Records shown —

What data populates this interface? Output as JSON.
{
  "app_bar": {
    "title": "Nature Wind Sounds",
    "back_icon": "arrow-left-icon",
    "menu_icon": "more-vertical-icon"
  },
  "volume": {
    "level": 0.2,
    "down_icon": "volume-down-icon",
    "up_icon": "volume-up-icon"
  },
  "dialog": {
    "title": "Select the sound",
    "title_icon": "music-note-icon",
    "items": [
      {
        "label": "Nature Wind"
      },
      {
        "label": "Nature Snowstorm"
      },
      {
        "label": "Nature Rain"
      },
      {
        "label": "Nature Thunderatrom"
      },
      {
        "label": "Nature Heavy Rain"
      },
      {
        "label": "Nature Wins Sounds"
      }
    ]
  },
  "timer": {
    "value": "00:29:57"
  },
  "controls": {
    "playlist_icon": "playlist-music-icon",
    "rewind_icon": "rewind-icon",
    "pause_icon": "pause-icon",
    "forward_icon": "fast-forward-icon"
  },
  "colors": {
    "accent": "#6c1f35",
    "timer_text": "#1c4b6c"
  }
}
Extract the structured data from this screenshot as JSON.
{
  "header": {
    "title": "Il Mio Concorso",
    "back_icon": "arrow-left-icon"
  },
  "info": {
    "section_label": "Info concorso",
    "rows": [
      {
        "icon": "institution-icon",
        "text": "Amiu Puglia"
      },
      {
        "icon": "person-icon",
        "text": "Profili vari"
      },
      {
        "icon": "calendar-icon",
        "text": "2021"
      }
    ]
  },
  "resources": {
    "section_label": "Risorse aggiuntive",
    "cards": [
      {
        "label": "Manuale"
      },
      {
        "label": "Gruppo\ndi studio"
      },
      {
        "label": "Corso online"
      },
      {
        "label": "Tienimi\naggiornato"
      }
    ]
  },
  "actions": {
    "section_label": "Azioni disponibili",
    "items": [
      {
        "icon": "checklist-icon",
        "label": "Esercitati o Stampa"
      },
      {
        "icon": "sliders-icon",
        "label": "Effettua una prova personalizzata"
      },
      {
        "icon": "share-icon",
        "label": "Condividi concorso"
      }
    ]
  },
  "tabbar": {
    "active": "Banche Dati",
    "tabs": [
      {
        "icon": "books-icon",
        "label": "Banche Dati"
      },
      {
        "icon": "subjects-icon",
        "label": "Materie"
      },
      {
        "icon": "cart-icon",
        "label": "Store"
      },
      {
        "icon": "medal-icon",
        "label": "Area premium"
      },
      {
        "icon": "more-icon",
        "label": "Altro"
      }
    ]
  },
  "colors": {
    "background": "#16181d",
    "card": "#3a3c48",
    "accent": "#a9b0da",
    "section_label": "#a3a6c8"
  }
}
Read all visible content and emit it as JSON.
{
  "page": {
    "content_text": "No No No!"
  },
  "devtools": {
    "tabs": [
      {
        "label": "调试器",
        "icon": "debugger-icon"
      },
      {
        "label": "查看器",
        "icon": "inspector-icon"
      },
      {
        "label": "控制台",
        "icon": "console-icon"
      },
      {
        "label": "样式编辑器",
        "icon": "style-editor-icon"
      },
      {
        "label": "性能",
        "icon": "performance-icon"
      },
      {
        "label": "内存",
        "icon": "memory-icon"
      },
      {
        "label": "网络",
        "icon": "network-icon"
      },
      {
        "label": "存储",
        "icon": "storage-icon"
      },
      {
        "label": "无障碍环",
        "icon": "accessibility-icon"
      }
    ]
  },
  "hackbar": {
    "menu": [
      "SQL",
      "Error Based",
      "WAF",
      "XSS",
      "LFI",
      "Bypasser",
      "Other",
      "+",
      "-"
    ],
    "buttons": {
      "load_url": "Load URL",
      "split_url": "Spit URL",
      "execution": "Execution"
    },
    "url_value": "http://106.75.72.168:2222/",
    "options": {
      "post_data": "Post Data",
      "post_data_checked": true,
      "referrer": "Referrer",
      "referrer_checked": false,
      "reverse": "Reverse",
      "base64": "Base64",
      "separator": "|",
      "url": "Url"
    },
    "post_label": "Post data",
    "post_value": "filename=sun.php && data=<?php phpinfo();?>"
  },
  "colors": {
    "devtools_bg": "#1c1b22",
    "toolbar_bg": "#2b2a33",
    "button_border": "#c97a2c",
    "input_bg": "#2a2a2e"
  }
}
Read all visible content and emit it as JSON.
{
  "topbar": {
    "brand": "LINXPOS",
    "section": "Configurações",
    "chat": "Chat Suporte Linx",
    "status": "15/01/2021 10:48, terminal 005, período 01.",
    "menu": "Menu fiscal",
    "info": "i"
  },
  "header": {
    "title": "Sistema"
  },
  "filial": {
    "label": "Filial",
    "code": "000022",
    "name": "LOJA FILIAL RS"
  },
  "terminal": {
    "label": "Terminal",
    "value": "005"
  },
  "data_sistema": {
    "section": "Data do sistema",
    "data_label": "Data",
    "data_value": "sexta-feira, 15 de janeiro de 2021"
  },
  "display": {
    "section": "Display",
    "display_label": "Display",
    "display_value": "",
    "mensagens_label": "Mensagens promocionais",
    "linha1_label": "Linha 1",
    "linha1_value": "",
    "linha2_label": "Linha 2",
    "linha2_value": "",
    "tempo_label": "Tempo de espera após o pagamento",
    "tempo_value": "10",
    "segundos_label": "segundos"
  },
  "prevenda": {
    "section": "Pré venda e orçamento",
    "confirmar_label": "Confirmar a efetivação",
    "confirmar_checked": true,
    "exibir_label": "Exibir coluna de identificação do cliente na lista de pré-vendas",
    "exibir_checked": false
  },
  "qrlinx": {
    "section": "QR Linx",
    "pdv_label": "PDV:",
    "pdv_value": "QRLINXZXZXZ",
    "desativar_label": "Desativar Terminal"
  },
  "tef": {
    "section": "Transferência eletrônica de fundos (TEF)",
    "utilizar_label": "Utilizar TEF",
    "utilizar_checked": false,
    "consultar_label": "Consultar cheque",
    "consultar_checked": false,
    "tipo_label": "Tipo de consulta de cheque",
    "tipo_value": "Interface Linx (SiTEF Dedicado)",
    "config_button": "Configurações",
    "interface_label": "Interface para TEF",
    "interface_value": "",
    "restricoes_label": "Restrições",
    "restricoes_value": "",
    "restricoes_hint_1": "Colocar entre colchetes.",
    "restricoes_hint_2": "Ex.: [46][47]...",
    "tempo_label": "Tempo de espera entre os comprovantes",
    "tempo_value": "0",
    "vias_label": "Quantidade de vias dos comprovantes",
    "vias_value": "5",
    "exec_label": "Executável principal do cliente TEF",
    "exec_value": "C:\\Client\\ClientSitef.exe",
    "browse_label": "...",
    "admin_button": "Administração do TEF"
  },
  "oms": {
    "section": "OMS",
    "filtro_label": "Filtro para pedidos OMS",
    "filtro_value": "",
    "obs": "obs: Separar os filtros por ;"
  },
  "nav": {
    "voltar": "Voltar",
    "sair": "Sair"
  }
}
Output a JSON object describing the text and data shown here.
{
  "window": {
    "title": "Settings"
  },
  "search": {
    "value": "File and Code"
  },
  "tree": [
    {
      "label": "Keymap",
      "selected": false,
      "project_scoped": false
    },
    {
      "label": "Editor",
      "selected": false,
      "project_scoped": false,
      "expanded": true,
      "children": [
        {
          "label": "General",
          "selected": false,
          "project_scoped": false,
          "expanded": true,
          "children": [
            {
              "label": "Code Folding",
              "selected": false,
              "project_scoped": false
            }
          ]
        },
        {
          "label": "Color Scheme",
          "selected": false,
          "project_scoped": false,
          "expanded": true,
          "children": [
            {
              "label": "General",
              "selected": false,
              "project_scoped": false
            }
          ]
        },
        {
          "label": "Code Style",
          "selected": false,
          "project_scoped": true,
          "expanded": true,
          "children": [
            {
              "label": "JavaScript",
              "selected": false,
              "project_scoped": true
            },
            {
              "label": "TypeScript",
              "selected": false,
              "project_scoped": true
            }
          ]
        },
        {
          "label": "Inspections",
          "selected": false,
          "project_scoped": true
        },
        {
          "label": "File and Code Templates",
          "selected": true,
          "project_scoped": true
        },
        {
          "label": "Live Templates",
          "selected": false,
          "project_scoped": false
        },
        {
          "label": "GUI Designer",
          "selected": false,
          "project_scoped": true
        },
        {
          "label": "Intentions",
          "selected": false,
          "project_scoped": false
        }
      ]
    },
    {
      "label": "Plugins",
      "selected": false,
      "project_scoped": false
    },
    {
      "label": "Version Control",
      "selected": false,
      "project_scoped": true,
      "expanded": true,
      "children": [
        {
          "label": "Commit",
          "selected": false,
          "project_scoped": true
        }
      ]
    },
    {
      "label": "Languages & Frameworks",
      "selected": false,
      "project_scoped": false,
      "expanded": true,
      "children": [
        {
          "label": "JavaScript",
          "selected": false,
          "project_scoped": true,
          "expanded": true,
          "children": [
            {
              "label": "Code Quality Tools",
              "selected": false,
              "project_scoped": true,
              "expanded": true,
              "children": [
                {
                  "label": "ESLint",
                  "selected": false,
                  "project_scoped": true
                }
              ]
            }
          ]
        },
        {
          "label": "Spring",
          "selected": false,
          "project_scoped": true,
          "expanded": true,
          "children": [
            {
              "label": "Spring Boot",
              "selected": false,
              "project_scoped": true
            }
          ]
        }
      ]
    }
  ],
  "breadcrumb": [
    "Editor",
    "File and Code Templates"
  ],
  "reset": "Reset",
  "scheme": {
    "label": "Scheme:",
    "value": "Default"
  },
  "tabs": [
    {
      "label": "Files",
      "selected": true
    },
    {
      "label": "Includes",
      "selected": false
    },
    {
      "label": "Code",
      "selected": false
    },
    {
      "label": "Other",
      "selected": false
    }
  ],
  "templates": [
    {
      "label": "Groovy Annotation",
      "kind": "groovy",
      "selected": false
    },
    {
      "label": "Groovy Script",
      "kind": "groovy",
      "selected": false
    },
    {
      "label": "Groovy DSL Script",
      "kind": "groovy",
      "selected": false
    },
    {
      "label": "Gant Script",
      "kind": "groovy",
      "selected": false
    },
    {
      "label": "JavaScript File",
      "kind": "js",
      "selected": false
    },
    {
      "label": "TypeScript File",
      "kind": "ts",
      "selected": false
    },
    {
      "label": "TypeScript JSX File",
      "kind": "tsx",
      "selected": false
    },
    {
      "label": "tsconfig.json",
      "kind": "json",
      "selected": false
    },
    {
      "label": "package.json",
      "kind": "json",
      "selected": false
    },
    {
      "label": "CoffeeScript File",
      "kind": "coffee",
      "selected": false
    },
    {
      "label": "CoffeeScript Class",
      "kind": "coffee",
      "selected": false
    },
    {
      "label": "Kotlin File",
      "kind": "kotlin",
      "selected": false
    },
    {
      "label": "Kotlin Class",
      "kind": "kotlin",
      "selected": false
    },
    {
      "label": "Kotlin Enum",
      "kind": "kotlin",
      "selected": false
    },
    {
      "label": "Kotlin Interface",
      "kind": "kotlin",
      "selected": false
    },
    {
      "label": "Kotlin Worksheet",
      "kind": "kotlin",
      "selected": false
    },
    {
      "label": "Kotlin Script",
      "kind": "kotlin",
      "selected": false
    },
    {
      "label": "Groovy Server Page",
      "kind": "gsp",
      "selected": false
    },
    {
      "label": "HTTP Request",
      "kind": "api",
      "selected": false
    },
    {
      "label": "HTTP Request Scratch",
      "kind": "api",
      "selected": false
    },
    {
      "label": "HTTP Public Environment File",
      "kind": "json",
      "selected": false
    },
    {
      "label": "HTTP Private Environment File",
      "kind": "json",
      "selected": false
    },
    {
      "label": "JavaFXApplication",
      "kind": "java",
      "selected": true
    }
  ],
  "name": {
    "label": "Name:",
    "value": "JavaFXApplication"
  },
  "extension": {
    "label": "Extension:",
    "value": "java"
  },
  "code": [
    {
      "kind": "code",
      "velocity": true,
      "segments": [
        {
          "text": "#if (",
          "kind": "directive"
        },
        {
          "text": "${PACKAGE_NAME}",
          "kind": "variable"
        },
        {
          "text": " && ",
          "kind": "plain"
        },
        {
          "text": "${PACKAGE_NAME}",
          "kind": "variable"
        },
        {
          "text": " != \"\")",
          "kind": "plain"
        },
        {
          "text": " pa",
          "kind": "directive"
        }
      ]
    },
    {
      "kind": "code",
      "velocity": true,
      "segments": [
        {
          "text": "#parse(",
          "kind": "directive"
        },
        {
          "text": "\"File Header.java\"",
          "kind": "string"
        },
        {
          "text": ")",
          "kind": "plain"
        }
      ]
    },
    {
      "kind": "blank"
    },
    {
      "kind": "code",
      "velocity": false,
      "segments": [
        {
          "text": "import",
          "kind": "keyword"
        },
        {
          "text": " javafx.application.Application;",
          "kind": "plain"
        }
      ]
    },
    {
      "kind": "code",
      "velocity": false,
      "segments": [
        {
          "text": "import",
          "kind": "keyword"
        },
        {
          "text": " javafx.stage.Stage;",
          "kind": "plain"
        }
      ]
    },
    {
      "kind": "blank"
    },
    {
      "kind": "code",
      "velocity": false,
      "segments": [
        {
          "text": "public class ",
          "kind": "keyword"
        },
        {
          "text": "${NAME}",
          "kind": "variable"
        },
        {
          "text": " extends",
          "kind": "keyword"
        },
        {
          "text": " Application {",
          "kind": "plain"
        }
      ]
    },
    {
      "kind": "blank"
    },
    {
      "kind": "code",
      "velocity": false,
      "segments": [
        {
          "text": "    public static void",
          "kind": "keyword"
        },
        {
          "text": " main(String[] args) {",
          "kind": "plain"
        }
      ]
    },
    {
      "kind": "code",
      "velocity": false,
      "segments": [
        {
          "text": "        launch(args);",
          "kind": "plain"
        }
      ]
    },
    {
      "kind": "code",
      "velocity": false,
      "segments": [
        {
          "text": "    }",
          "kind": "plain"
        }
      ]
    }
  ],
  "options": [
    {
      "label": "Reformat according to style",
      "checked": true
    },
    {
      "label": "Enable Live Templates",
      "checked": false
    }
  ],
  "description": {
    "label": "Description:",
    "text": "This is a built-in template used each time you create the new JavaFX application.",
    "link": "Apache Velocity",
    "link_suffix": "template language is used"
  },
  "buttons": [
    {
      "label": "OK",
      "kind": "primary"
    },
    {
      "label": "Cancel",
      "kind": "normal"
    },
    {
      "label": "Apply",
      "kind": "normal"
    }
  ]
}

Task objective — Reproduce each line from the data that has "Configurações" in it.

Response area —
    "section": "Configurações",
    "config_button": "Configurações",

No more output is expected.